When considering asthma medication in the form of allergy shots, you should be aware of the possible risks and side effects.

These can range from minor discomforts to severe allergic reactions. It’s important to discuss these potential reactions with your healthcare provider before starting treatment.

Minor Adverse Effects

Common Side Effects:

  • Pain or discomfort at the injection site
  • Redness and swelling at the injection site
  • Itching around the injection area

These are typically mild and resolve within a short time after the injection.

Severe Allergic Reactions

Rare but Serious Reactions:

  • An allergic reaction to the allergen in the shot, potentially leading to a severe asthma attack
  • Symptoms of a severe allergic reaction may include difficulty breathing, hives, and swelling of the face, throat, or tongue
  • Anaphylaxis, a life-threatening emergency that requires immediate medical attention
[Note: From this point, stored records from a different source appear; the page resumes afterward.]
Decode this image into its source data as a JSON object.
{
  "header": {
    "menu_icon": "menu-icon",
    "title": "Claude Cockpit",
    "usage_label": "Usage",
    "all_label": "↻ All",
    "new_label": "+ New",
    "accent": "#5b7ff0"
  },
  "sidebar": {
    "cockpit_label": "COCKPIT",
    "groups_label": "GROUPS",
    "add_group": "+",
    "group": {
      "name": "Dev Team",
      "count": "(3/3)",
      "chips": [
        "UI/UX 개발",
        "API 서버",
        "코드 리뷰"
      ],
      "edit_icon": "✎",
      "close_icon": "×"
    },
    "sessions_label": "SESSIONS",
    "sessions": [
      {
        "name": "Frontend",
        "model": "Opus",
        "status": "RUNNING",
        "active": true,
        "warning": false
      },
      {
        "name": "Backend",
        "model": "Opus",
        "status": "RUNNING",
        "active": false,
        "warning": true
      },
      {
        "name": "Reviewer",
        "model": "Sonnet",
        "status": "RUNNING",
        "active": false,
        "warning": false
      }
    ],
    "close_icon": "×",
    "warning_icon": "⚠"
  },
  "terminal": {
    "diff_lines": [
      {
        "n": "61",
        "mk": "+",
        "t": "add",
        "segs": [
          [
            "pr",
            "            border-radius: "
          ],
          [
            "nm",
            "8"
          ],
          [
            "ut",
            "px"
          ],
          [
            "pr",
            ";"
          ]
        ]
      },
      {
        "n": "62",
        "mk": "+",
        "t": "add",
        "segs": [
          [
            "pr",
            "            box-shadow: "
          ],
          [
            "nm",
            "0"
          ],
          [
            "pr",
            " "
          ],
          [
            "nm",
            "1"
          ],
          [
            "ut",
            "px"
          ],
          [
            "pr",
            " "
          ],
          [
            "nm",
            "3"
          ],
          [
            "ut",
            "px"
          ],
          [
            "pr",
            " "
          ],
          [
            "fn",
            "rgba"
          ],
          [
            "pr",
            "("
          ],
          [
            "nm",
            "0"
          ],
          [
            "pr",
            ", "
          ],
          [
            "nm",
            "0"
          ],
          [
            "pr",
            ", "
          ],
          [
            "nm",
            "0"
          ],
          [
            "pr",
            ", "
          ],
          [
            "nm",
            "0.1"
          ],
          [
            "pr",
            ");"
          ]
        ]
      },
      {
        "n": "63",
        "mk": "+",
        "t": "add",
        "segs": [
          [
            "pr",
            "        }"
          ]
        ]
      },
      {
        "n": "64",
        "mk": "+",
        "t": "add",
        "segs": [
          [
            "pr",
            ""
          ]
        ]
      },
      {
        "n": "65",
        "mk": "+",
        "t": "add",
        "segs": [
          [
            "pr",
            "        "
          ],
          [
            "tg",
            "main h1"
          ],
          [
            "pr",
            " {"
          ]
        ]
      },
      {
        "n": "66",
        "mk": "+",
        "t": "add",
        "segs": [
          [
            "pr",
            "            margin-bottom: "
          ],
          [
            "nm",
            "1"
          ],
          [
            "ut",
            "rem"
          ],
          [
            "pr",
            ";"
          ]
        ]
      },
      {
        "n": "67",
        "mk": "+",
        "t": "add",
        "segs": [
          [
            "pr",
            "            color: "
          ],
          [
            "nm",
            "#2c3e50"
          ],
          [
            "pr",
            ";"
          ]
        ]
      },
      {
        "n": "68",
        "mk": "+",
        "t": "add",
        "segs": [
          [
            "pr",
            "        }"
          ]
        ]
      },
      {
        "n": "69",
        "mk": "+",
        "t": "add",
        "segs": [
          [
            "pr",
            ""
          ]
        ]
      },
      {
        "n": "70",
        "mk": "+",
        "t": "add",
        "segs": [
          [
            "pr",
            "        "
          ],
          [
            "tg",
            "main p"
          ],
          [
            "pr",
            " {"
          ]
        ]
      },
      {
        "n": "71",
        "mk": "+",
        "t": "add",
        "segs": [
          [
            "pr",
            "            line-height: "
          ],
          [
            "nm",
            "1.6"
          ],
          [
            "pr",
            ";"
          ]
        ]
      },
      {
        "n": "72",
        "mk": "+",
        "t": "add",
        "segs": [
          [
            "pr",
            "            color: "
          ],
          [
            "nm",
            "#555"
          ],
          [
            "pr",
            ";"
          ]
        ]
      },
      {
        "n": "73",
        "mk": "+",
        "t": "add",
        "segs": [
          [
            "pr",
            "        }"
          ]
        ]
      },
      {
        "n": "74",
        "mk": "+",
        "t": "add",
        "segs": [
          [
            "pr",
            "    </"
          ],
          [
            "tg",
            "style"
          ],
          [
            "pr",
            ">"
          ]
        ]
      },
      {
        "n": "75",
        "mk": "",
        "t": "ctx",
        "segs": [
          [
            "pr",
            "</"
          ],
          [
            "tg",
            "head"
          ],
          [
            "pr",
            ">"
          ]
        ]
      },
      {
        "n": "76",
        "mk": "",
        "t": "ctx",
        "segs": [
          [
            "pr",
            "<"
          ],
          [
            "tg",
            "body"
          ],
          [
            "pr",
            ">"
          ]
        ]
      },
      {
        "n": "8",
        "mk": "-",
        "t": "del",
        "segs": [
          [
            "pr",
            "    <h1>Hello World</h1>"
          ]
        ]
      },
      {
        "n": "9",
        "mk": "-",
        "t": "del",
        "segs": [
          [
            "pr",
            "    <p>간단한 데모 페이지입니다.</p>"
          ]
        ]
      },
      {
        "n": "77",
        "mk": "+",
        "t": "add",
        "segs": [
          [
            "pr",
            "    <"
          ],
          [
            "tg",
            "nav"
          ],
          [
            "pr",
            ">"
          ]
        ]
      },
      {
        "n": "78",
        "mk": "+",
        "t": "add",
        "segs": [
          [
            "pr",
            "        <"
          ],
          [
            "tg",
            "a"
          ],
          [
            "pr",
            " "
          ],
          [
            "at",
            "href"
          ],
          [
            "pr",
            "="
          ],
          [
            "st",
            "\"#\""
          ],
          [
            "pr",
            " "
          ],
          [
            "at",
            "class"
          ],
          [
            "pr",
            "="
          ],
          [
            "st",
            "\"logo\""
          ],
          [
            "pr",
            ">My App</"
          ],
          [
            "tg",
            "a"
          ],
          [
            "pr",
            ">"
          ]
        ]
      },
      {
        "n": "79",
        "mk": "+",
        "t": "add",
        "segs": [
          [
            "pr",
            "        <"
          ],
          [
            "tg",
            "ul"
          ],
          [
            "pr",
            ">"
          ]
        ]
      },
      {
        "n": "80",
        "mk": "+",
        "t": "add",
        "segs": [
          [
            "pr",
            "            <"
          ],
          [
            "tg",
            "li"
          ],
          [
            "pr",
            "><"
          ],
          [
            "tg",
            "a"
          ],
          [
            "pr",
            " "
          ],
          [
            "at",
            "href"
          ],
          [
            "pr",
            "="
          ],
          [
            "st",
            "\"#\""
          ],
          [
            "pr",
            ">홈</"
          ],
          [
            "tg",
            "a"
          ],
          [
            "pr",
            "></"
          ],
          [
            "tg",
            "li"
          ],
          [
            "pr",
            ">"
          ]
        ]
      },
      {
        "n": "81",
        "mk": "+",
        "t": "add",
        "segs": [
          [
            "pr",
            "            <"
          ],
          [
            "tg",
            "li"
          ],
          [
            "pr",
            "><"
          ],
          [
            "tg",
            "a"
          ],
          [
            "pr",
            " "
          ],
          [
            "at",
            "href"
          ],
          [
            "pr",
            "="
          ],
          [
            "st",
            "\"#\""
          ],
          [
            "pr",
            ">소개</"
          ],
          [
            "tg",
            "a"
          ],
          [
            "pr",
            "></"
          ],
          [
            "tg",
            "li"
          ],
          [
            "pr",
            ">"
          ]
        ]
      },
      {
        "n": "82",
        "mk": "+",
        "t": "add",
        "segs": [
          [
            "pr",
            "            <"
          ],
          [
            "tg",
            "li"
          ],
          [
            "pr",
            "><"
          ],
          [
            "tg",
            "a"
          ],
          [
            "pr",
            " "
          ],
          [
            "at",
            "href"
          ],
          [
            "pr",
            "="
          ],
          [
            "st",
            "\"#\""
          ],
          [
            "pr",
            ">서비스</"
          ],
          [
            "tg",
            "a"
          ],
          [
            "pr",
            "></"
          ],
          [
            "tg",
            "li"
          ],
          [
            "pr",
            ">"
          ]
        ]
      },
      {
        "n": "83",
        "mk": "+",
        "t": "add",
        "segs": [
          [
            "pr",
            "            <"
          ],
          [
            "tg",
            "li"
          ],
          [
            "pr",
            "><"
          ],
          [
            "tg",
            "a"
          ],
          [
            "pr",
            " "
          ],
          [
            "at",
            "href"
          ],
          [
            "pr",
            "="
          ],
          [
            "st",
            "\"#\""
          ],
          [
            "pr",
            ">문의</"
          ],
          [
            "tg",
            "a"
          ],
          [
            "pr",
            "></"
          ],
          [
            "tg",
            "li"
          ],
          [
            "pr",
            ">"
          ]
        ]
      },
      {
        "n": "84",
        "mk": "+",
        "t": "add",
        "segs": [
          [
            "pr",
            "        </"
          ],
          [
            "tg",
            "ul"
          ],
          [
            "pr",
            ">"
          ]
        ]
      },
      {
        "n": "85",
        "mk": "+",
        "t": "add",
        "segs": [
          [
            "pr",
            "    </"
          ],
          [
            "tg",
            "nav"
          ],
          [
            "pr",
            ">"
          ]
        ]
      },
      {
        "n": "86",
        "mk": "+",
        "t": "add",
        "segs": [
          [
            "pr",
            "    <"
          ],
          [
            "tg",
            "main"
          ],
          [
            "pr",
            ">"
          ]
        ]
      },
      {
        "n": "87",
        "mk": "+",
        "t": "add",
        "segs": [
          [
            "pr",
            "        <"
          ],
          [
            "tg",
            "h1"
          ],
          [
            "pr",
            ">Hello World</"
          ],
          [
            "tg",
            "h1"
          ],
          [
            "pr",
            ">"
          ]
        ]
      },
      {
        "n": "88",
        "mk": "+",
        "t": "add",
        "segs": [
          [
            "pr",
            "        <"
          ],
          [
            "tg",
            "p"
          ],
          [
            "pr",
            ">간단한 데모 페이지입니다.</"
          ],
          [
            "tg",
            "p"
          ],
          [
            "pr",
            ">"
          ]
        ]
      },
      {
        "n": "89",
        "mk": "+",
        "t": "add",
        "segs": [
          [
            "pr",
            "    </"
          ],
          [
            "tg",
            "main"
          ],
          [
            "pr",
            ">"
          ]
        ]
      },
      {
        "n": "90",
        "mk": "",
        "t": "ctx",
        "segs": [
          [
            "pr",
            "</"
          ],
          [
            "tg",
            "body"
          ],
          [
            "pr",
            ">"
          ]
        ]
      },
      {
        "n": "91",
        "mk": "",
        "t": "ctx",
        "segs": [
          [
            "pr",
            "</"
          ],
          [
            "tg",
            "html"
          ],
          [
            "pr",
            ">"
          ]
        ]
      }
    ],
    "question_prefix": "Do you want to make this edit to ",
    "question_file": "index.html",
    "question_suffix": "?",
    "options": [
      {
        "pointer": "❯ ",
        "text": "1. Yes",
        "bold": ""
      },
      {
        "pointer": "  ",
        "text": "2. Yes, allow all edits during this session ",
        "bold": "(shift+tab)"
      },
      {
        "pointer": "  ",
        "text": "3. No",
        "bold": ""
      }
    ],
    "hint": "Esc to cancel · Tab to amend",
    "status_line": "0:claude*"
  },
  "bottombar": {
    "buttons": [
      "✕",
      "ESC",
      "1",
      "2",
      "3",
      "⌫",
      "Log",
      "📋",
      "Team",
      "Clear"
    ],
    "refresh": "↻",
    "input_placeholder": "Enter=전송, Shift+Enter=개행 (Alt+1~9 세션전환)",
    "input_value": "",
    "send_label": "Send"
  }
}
The risk of a severe allergic reaction to an allergy shot is low, but it is crucial to receive shots under medical supervision.


A doctor administers asthma shots to a patient in a medical office

Immunotherapy for asthma and allergies, often referred to as asthma shots, can adjust your immune response to allergens over time. For those with allergic asthma, the goal is to achieve a reduction in symptoms and possibly lessen the dependence on other medications. Treatment can extend up to five years.

You may experience common side effects such as itching, redness, or swelling at the injection site. These are typically local reactions and are considered a standard aspect of treatment. However, stay vigilant for any unusual reactions and consult with your healthcare provider if they occur.

  • Commitment: A long-term treatment strategy
  • Side Effects: Usually minor and local to the injection site
  • Goal: Reduce allergic response and reliance on medications

If you’re considering allergy shots as part of your asthma management plan, consult with an asthma specialist to understand how allergy shots might fit into your overall treatment plan. It’s essential to weigh the benefits against the time and effort required. Also, consider how allergy shots may work with other therapies you may be using. Your healthcare provider can help you navigate these considerations and make an informed decision.